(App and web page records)
BEGIN
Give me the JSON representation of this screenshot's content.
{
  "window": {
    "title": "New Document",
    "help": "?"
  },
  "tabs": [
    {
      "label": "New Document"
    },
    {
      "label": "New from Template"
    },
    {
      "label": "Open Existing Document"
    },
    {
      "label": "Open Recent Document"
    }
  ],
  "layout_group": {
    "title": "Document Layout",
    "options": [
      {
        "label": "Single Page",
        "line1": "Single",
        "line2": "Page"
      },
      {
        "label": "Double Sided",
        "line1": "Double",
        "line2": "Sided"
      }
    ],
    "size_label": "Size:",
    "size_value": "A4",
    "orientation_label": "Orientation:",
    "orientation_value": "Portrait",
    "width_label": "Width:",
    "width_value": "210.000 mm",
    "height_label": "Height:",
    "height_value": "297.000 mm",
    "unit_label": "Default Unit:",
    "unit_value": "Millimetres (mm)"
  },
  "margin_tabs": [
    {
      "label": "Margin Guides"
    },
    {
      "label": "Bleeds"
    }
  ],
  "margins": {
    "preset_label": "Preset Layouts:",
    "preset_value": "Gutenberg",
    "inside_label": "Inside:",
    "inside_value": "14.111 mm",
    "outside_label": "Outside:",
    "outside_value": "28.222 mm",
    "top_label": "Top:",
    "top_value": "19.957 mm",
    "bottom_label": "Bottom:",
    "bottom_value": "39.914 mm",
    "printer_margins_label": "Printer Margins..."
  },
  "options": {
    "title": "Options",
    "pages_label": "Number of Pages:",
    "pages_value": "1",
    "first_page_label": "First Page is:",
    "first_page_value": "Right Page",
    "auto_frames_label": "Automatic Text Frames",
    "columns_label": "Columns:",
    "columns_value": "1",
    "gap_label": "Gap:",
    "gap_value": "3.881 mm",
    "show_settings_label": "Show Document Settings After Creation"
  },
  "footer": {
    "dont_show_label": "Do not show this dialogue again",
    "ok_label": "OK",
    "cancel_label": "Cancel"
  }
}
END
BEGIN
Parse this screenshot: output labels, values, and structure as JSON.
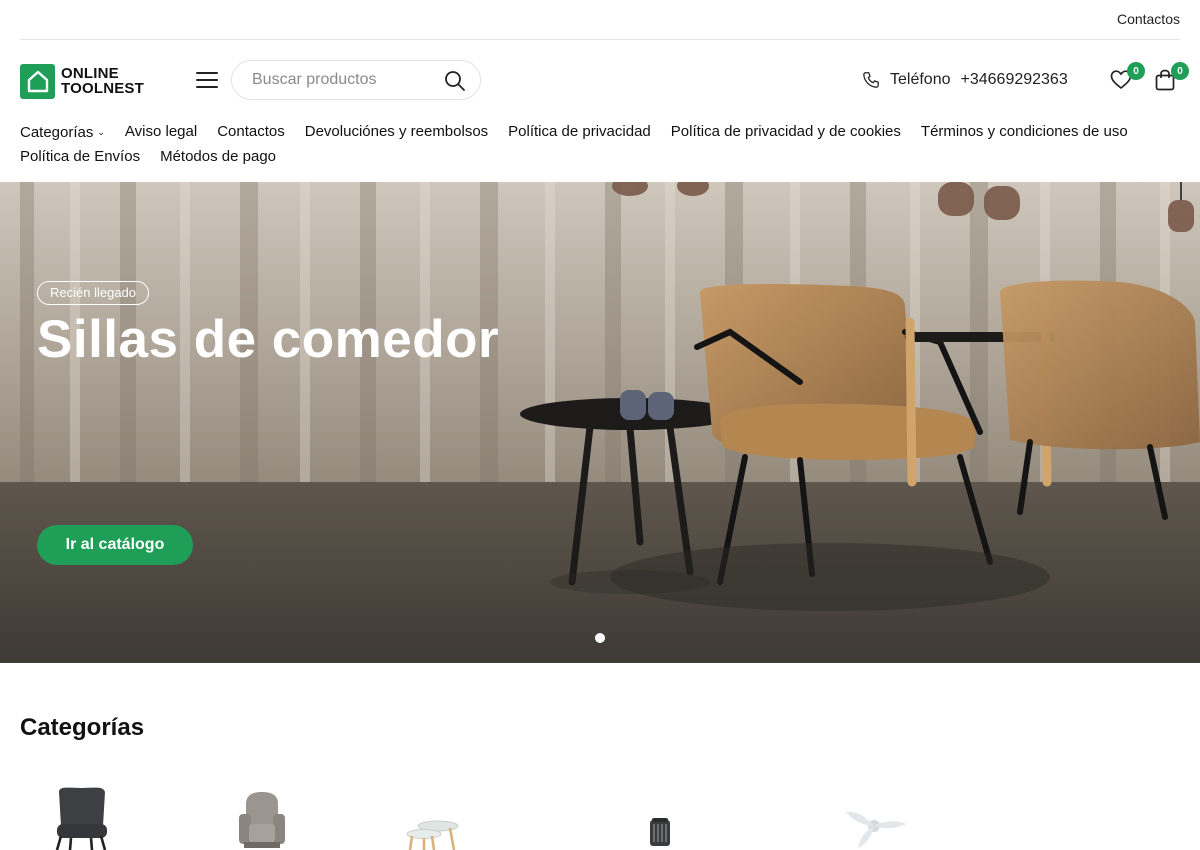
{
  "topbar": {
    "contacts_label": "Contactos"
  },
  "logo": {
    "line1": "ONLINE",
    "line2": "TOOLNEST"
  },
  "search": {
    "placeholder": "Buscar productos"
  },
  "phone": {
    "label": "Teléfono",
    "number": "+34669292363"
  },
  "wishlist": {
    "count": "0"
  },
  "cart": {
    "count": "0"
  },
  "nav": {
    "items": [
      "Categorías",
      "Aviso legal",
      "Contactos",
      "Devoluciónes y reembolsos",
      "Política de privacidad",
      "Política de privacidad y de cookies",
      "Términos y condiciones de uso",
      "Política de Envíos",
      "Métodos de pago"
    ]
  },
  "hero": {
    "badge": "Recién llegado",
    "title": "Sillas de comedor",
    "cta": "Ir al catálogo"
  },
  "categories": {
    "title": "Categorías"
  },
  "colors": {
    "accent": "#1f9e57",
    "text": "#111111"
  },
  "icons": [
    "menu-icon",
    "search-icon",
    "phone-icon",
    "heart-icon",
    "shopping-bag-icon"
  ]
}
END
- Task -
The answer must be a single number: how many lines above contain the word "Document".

- Written answer -
6